Others that Frank had to coordinate with ranged from the accounting department to his own maintenance staff. Crew members stayed late without being asked to get the job done. Their contributions included repairing contractors’ equipment, helping with irrigation installation, and loaning their equipment to contractors.
“There was always a premium of keeping the project moving along, but sometimes we had to pick our spots,” Frank explains. “It’s like being in a circular room with windows all around you. There was a lot of decision-making along the way.”
At Mistwood, Kelnhofer kept the membership informed about the construction process primarily with face-to-face communication. “It was tough on the membership, but you could go a lifetime and never be a part of something like this,” he says. “I think they wanted to be part of this.”
He had to communicate with the contractors and architects as well. While Kelnhofer focused on golf course infrastructure, owner Jim McWethy and the architect concentrated on aesthetics. Kelnhofer also had input on lengthening tees, along with their location, and bunker location. And with three different construction companies on site at times, he often acted as the owner’s representative during the process.

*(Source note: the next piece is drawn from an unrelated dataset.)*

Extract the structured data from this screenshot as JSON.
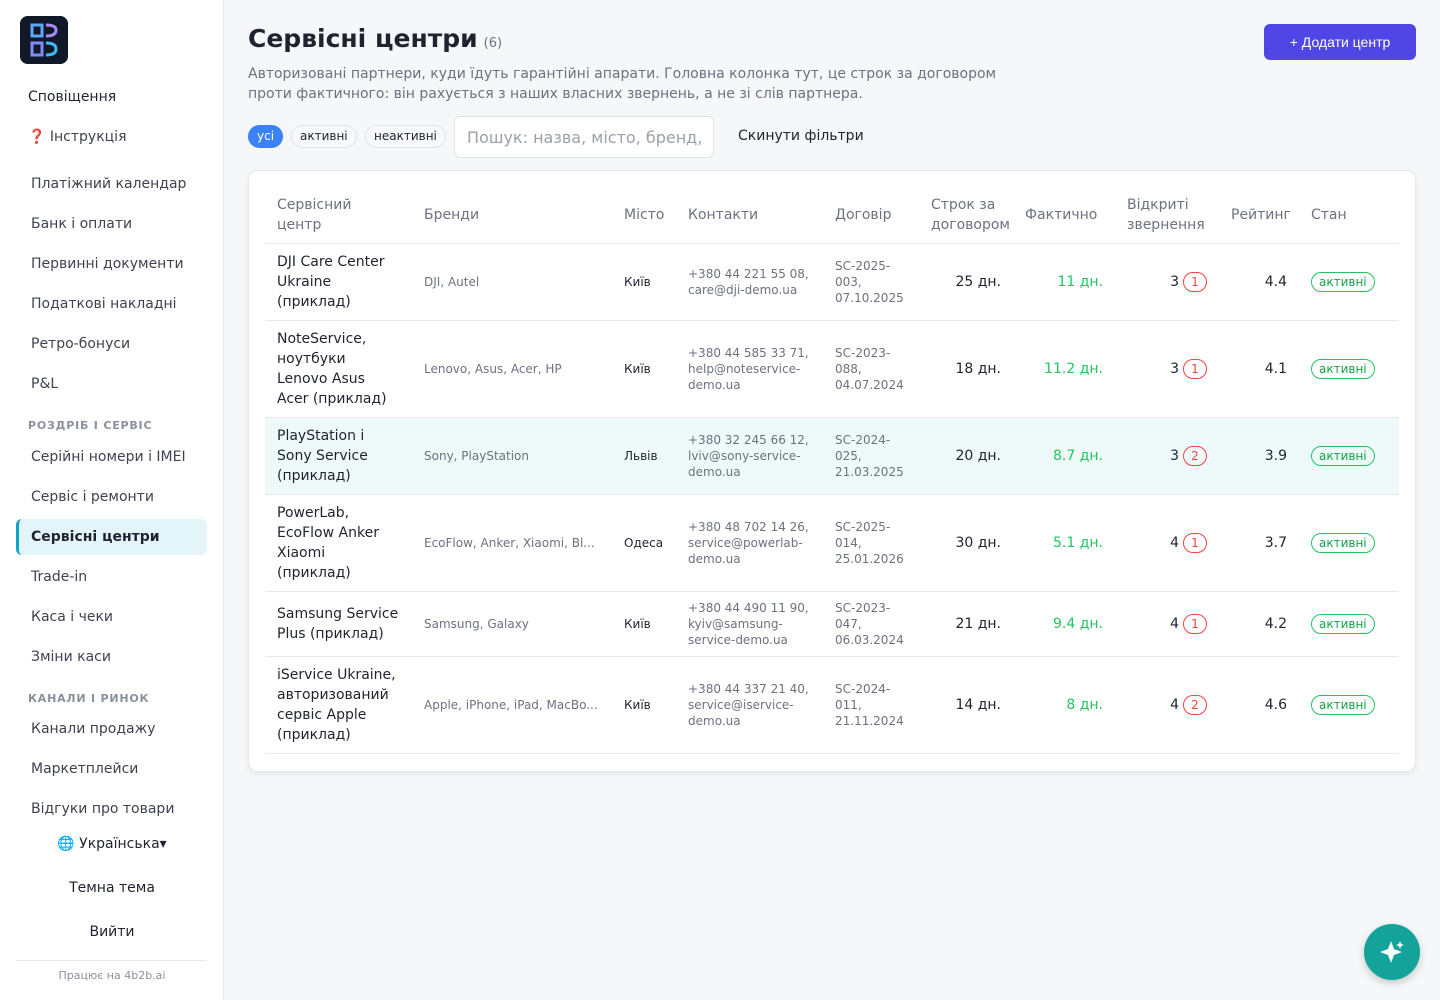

At Vestavia, Coulson posted photos on his blog and benefitted from having a membership that stayed especially engaged, because the property was upgrading several different amenities at the same time. “By doing a golf, tennis, and pool project all at once, you’re covering every base,” states Coulson. “It created an amazing, positive buzz.”
Keeping matters in perspective along the way, no matter what may occur, is perhaps the most critical contributor to the success of a capital project. “There are never problems,” Kelnhofer says. “Only solutions.”